The PIBS ion optics concept is sophisticated and unique. When operating PIBS we can select one of two redundant primary ion emitters. Furthermore, sample analysis with a small beam spot and very short ion pulses or surface cleaning of a larger area with a continuous beam can be carried out. But the primary ion beam is not obtained simply by just switching PIBS on and off. Instead, it has to be pulsed to gently spray the sample surface. To create the ‘spray’ indium ions generated from the emitter source pass through a chopper-buncher system. The chopper creates a beam packet by chopping the beam into 48 ns bundles each of which is then compressed by the buncher to provide a 3 ns pulsed beam of about 2000 ions, all in phase, on the sample. The sketch and description below illustrates the buncher function:
Imagine a group of students skating on a road at same speed, one behind the other – these are our packet of ions. A drawbridge whose length is longer than the group of skaters is in front of them. When all the skaters (still travelling at the same speed) are on the drawbridge it rises up 30° at a speed that is fast compared to the speed of the skaters. All the skaters now skate down the slope and, after the bridge, each skater has increased his/her speed in proportion to where he/she was in the group (the last one obtaining a higher speed than the first). In the end, the skaters who were at the back of the group will catch up with the front of the pack, and all of them will arrive at the finish line at the same time.
But we digress – back to our grain Boris. First, we had to measure the secondary ion yield of the target holder, to understand the ‘background’ signal from the plate – this background signal is the black line in the plot that we show at the start of this post. Then we ‘shot’ Boris with the indium-115 beam and collected secondary ions sputtered of the grain – what we measured is shown by the red line in the plot. (Incidentally, it is not an easy task to hit a 30-50 micron spot that is at 3 AU from your office…!)

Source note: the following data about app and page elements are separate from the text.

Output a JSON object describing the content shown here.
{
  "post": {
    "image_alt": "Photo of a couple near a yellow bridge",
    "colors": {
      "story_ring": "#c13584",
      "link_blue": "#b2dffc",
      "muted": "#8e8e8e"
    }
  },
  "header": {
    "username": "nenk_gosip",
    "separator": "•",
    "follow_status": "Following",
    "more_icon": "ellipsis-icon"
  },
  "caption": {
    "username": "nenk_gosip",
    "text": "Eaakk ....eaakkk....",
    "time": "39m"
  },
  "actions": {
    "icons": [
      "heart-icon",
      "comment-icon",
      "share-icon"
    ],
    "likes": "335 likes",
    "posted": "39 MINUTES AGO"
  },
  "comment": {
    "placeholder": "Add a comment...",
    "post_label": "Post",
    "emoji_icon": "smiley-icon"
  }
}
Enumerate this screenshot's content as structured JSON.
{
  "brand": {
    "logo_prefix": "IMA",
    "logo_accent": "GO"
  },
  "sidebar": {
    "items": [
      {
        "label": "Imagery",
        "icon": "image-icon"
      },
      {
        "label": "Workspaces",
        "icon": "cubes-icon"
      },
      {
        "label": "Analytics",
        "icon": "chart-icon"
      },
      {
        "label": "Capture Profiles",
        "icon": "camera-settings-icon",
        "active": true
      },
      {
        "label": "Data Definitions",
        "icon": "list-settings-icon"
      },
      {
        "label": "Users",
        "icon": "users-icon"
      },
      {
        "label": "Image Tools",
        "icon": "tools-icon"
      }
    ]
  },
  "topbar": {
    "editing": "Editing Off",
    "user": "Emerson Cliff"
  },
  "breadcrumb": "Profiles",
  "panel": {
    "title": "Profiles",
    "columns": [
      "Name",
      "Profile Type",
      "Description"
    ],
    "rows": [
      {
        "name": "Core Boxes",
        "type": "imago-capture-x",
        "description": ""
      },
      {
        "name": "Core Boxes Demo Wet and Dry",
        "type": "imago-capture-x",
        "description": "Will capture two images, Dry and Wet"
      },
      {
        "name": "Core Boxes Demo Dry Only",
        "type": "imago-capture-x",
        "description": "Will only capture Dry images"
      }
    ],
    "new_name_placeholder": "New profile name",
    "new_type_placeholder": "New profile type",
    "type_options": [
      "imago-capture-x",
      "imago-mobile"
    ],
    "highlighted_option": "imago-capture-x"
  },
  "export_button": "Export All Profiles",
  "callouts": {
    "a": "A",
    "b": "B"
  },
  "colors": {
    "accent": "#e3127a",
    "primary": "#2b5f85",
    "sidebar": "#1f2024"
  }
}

As you can see from the plot, these first results show that among the grain’s components are magnesium and sodium. Since 95 percent of the known observed minerals in comets resemble olivine and pyroxenes – containing a lot of magnesium – the detection of this element is not a big surprise. But, finding sodium in the dust grain, in a refractory mineral phase, has sparked our interest considerably.
The coma and tails of other comets are already known to contain sodium; it was observed in the dust samples returned from Comet Wild 2 by NASA’s Stardust mission, and a prominent example was also the sodium tail of Comet Hale-Bopp that flew past the Sun in April 1997 and which could be seen in the night sky for many weeks. However, by contrast, neither sodium nor magnesium were observed in Comet 67P/C-G dust grains before sampling the inner coma dust. But our dust grain Boris has showed off with clear sodium and magnesium mass peaks in the secondary ion mass spectra that we obtained.
Tracking down the source of the sodium, in other words, trying to identify in situ in the dust grains what compound contains sodium, is the next task for our team.
We’ll keep you posted.